Work instruction.
Below are some records. How many of their lines contain the string "author"? Answer with the number alone.

____

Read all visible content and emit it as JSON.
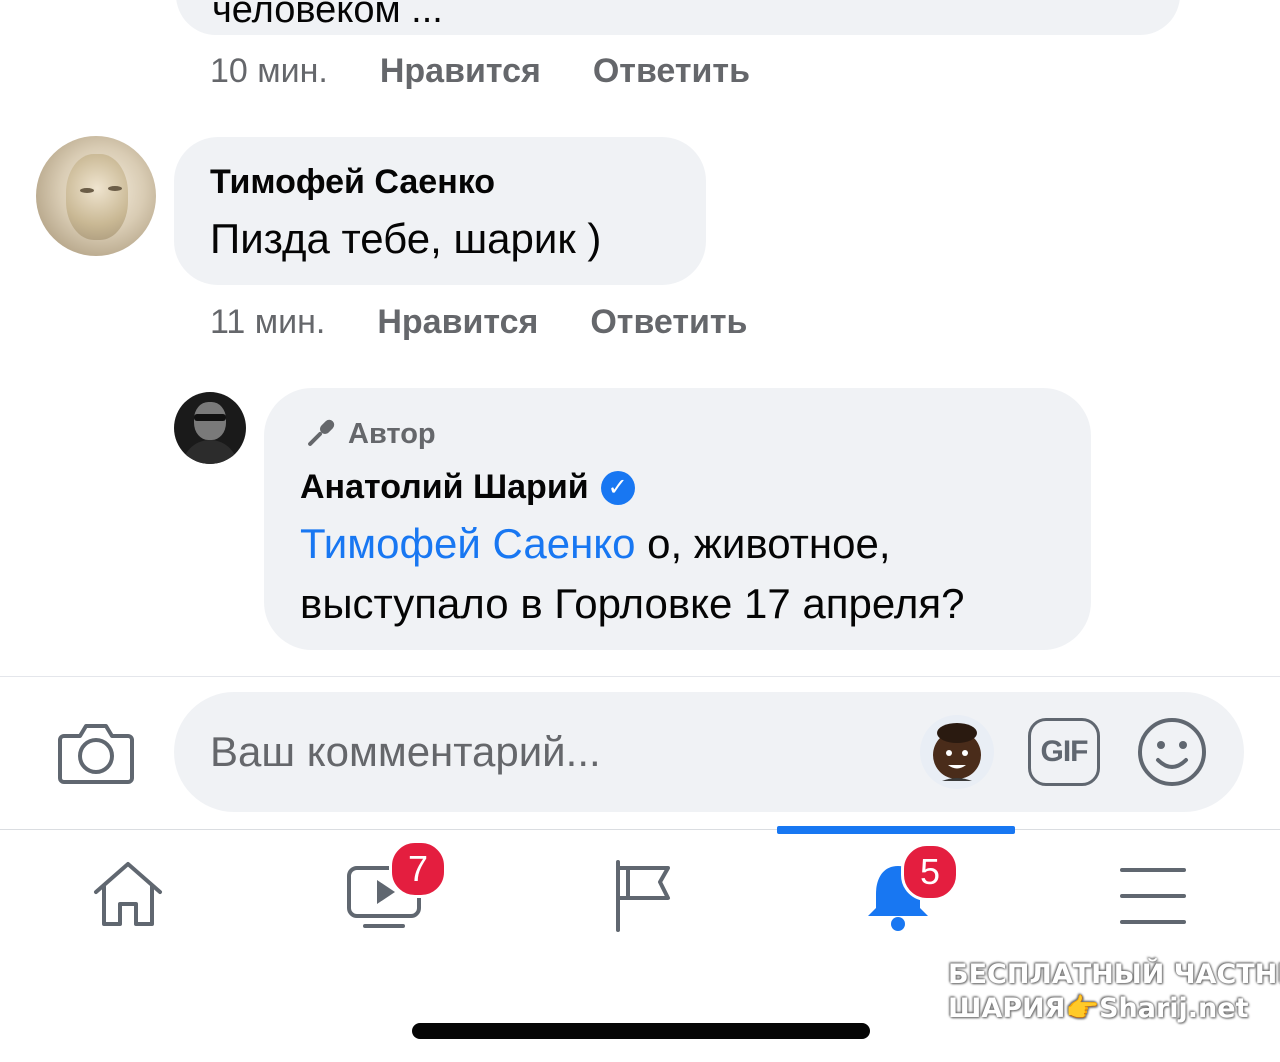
{
  "previous_comment": {
    "text": "человеком ...",
    "time": "10 мин.",
    "like_label": "Нравится",
    "reply_label": "Ответить"
  },
  "comment": {
    "author": "Тимофей Саенко",
    "text": "Пизда тебе, шарик )",
    "time": "11 мин.",
    "like_label": "Нравится",
    "reply_label": "Ответить"
  },
  "reply": {
    "badge": "Автор",
    "author": "Анатолий Шарий",
    "verified_icon": "check-icon",
    "mention": "Тимофей Саенко",
    "text": " о, животное, выступало в Горловке 17 апреля?"
  },
  "composer": {
    "placeholder": "Ваш комментарий...",
    "gif_label": "GIF"
  },
  "nav": {
    "tabs": [
      {
        "name": "home-icon",
        "badge": ""
      },
      {
        "name": "watch-icon",
        "badge": "7"
      },
      {
        "name": "pages-flag-icon",
        "badge": ""
      },
      {
        "name": "notifications-bell-icon",
        "badge": "5",
        "active": true
      },
      {
        "name": "menu-icon",
        "badge": ""
      }
    ]
  },
  "colors": {
    "accent": "#1877f2",
    "bubble": "#f0f2f5",
    "badge": "#e41e3f",
    "meta": "#65676b"
  },
  "watermark": {
    "line1": "БЕСПЛАТНЫЙ ЧАСТНЫЙ",
    "line2": "ШАРИЯ",
    "line2b": "Sharij.net"
  }
}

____

Exercise answer.
2